◆ Directions: Render every entry exactly as it appears.

◆ Data shown:
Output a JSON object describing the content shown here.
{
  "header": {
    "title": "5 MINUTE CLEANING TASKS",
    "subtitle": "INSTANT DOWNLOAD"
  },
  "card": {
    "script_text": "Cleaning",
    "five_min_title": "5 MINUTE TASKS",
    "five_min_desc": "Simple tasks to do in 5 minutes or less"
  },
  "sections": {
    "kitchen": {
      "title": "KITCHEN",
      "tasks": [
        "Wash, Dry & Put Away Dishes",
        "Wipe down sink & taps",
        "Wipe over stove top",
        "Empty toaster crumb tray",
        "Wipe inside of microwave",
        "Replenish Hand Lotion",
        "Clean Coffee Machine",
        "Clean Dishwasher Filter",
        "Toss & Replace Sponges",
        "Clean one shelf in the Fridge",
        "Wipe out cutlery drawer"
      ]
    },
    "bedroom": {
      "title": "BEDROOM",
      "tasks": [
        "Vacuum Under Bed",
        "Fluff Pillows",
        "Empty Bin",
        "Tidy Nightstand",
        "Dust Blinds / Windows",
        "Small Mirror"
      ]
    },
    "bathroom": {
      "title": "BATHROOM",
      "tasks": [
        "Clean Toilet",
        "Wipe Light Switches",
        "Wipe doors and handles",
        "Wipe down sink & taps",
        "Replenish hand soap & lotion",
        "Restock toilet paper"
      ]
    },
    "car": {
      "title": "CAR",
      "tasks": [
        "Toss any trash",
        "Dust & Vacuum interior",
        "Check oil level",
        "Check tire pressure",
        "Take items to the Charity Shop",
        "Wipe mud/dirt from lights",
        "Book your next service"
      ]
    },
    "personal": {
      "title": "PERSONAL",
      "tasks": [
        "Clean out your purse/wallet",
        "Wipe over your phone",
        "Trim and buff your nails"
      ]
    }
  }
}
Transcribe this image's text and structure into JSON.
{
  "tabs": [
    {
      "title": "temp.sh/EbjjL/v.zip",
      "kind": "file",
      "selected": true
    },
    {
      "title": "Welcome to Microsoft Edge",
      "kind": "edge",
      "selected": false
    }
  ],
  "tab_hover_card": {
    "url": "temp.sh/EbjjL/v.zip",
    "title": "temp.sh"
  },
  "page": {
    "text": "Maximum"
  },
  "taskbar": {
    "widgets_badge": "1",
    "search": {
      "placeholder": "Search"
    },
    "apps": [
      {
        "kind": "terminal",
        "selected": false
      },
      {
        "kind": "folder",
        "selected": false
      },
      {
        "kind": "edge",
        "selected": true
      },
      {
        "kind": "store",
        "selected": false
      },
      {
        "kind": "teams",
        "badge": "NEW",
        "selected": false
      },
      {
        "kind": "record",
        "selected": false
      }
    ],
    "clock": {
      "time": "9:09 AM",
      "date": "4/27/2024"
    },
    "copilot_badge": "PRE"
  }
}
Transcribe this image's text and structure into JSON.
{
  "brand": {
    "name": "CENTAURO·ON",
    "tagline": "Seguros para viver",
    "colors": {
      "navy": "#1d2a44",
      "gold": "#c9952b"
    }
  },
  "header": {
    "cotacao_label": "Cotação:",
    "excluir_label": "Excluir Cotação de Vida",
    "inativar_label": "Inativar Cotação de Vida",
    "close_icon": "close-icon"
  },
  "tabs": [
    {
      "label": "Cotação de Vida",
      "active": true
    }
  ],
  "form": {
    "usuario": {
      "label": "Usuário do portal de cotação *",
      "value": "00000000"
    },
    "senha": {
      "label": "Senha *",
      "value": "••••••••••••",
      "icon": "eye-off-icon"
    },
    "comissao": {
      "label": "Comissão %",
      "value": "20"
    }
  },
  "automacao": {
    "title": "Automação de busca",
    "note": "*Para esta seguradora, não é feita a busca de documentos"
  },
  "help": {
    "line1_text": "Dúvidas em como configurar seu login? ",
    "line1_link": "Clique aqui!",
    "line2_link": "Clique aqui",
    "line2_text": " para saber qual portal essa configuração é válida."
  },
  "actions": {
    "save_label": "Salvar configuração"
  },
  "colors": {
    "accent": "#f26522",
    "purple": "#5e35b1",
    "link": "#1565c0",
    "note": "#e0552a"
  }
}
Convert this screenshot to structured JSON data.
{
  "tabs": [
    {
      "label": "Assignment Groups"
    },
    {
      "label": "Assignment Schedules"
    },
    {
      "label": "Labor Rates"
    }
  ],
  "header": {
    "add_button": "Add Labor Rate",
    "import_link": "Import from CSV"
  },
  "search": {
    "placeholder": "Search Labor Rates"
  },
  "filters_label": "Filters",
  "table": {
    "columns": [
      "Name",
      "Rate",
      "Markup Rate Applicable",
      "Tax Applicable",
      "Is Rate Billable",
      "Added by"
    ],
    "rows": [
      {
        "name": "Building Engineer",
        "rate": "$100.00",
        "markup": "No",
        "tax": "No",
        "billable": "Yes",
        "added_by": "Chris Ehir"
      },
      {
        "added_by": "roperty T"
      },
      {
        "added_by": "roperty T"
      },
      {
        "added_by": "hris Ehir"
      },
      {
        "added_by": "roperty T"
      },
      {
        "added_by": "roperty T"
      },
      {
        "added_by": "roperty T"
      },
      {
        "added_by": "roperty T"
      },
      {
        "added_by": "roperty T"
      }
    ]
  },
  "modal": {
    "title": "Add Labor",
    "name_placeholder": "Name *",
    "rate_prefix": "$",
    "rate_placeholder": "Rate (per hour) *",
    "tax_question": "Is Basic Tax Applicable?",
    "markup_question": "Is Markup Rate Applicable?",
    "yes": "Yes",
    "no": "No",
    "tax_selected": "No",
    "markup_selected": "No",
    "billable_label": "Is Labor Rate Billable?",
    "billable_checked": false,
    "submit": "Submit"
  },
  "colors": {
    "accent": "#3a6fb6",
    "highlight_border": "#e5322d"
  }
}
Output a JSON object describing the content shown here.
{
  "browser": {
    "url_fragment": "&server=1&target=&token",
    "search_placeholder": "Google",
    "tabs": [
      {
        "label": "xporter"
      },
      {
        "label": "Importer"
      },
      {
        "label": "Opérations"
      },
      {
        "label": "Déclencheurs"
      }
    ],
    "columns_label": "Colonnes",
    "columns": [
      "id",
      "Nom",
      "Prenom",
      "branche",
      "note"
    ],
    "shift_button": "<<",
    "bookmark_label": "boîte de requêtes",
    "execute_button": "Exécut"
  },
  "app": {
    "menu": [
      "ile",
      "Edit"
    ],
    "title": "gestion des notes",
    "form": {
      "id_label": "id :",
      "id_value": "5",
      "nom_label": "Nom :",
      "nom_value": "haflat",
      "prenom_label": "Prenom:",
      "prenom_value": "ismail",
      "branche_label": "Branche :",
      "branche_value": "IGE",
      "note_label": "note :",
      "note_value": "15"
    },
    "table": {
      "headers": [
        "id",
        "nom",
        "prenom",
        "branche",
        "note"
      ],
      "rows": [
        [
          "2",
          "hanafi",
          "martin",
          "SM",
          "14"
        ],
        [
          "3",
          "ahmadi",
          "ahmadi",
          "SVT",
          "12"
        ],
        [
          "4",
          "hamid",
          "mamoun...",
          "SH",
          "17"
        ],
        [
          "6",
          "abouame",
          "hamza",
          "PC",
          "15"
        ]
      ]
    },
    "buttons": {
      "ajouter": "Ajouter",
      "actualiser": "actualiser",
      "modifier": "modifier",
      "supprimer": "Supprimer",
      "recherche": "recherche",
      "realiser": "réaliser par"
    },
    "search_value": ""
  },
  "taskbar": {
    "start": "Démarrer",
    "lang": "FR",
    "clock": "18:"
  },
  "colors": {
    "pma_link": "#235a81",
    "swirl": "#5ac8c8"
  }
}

◆ Answer section:
Output a JSON object describing the content shown here.
{
  "header": {
    "title": "5 MINUTE CLEANING TASKS",
    "subtitle": "INSTANT DOWNLOAD"
  },
  "card": {
    "script_text": "Cleaning",
    "five_min_title": "5 MINUTE TASKS",
    "five_min_desc": "Simple tasks to do in 5 minutes or less"
  },
  "sections": {
    "kitchen": {
      "title": "KITCHEN",
      "tasks": [
        "Wash, Dry & Put Away Dishes",
        "Wipe down sink & taps",
        "Wipe over stove top",
        "Empty toaster crumb tray",
        "Wipe inside of microwave",
        "Replenish Hand Lotion",
        "Clean Coffee Machine",
        "Clean Dishwasher Filter",
        "Toss & Replace Sponges",
        "Clean one shelf in the Fridge",
        "Wipe out cutlery drawer"
      ]
    },
    "bedroom": {
      "title": "BEDROOM",
      "tasks": [
        "Vacuum Under Bed",
        "Fluff Pillows",
        "Empty Bin",
        "Tidy Nightstand",
        "Dust Blinds / Windows",
        "Small Mirror"
      ]
    },
    "bathroom": {
      "title": "BATHROOM",
      "tasks": [
        "Clean Toilet",
        "Wipe Light Switches",
        "Wipe doors and handles",
        "Wipe down sink & taps",
        "Replenish hand soap & lotion",
        "Restock toilet paper"
      ]
    },
    "car": {
      "title": "CAR",
      "tasks": [
        "Toss any trash",
        "Dust & Vacuum interior",
        "Check oil level",
        "Check tire pressure",
        "Take items to the Charity Shop",
        "Wipe mud/dirt from lights",
        "Book your next service"
      ]
    },
    "personal": {
      "title": "PERSONAL",
      "tasks": [
        "Clean out your purse/wallet",
        "Wipe over your phone",
        "Trim and buff your nails"
      ]
    }
  }
}
Transcribe this image's text and structure into JSON.
{
  "tabs": [
    {
      "title": "temp.sh/EbjjL/v.zip",
      "kind": "file",
      "selected": true
    },
    {
      "title": "Welcome to Microsoft Edge",
      "kind": "edge",
      "selected": false
    }
  ],
  "tab_hover_card": {
    "url": "temp.sh/EbjjL/v.zip",
    "title": "temp.sh"
  },
  "page": {
    "text": "Maximum"
  },
  "taskbar": {
    "widgets_badge": "1",
    "search": {
      "placeholder": "Search"
    },
    "apps": [
      {
        "kind": "terminal",
        "selected": false
      },
      {
        "kind": "folder",
        "selected": false
      },
      {
        "kind": "edge",
        "selected": true
      },
      {
        "kind": "store",
        "selected": false
      },
      {
        "kind": "teams",
        "badge": "NEW",
        "selected": false
      },
      {
        "kind": "record",
        "selected": false
      }
    ],
    "clock": {
      "time": "9:09 AM",
      "date": "4/27/2024"
    },
    "copilot_badge": "PRE"
  }
}
Transcribe this image's text and structure into JSON.
{
  "brand": {
    "name": "CENTAURO·ON",
    "tagline": "Seguros para viver",
    "colors": {
      "navy": "#1d2a44",
      "gold": "#c9952b"
    }
  },
  "header": {
    "cotacao_label": "Cotação:",
    "excluir_label": "Excluir Cotação de Vida",
    "inativar_label": "Inativar Cotação de Vida",
    "close_icon": "close-icon"
  },
  "tabs": [
    {
      "label": "Cotação de Vida",
      "active": true
    }
  ],
  "form": {
    "usuario": {
      "label": "Usuário do portal de cotação *",
      "value": "00000000"
    },
    "senha": {
      "label": "Senha *",
      "value": "••••••••••••",
      "icon": "eye-off-icon"
    },
    "comissao": {
      "label": "Comissão %",
      "value": "20"
    }
  },
  "automacao": {
    "title": "Automação de busca",
    "note": "*Para esta seguradora, não é feita a busca de documentos"
  },
  "help": {
    "line1_text": "Dúvidas em como configurar seu login? ",
    "line1_link": "Clique aqui!",
    "line2_link": "Clique aqui",
    "line2_text": " para saber qual portal essa configuração é válida."
  },
  "actions": {
    "save_label": "Salvar configuração"
  },
  "colors": {
    "accent": "#f26522",
    "purple": "#5e35b1",
    "link": "#1565c0",
    "note": "#e0552a"
  }
}
Convert this screenshot to structured JSON data.
{
  "tabs": [
    {
      "label": "Assignment Groups"
    },
    {
      "label": "Assignment Schedules"
    },
    {
      "label": "Labor Rates"
    }
  ],
  "header": {
    "add_button": "Add Labor Rate",
    "import_link": "Import from CSV"
  },
  "search": {
    "placeholder": "Search Labor Rates"
  },
  "filters_label": "Filters",
  "table": {
    "columns": [
      "Name",
      "Rate",
      "Markup Rate Applicable",
      "Tax Applicable",
      "Is Rate Billable",
      "Added by"
    ],
    "rows": [
      {
        "name": "Building Engineer",
        "rate": "$100.00",
        "markup": "No",
        "tax": "No",
        "billable": "Yes",
        "added_by": "Chris Ehir"
      },
      {
        "added_by": "roperty T"
      },
      {
        "added_by": "roperty T"
      },
      {
        "added_by": "hris Ehir"
      },
      {
        "added_by": "roperty T"
      },
      {
        "added_by": "roperty T"
      },
      {
        "added_by": "roperty T"
      },
      {
        "added_by": "roperty T"
      },
      {
        "added_by": "roperty T"
      }
    ]
  },
  "modal": {
    "title": "Add Labor",
    "name_placeholder": "Name *",
    "rate_prefix": "$",
    "rate_placeholder": "Rate (per hour) *",
    "tax_question": "Is Basic Tax Applicable?",
    "markup_question": "Is Markup Rate Applicable?",
    "yes": "Yes",
    "no": "No",
    "tax_selected": "No",
    "markup_selected": "No",
    "billable_label": "Is Labor Rate Billable?",
    "billable_checked": false,
    "submit": "Submit"
  },
  "colors": {
    "accent": "#3a6fb6",
    "highlight_border": "#e5322d"
  }
}
Output a JSON object describing the content shown here.
{
  "browser": {
    "url_fragment": "&server=1&target=&token",
    "search_placeholder": "Google",
    "tabs": [
      {
        "label": "xporter"
      },
      {
        "label": "Importer"
      },
      {
        "label": "Opérations"
      },
      {
        "label": "Déclencheurs"
      }
    ],
    "columns_label": "Colonnes",
    "columns": [
      "id",
      "Nom",
      "Prenom",
      "branche",
      "note"
    ],
    "shift_button": "<<",
    "bookmark_label": "boîte de requêtes",
    "execute_button": "Exécut"
  },
  "app": {
    "menu": [
      "ile",
      "Edit"
    ],
    "title": "gestion des notes",
    "form": {
      "id_label": "id :",
      "id_value": "5",
      "nom_label": "Nom :",
      "nom_value": "haflat",
      "prenom_label": "Prenom:",
      "prenom_value": "ismail",
      "branche_label": "Branche :",
      "branche_value": "IGE",
      "note_label": "note :",
      "note_value": "15"
    },
    "table": {
      "headers": [
        "id",
        "nom",
        "prenom",
        "branche",
        "note"
      ],
      "rows": [
        [
          "2",
          "hanafi",
          "martin",
          "SM",
          "14"
        ],
        [
          "3",
          "ahmadi",
          "ahmadi",
          "SVT",
          "12"
        ],
        [
          "4",
          "hamid",
          "mamoun...",
          "SH",
          "17"
        ],
        [
          "6",
          "abouame",
          "hamza",
          "PC",
          "15"
        ]
      ]
    },
    "buttons": {
      "ajouter": "Ajouter",
      "actualiser": "actualiser",
      "modifier": "modifier",
      "supprimer": "Supprimer",
      "recherche": "recherche",
      "realiser": "réaliser par"
    },
    "search_value": ""
  },
  "taskbar": {
    "start": "Démarrer",
    "lang": "FR",
    "clock": "18:"
  },
  "colors": {
    "pma_link": "#235a81",
    "swirl": "#5ac8c8"
  }
}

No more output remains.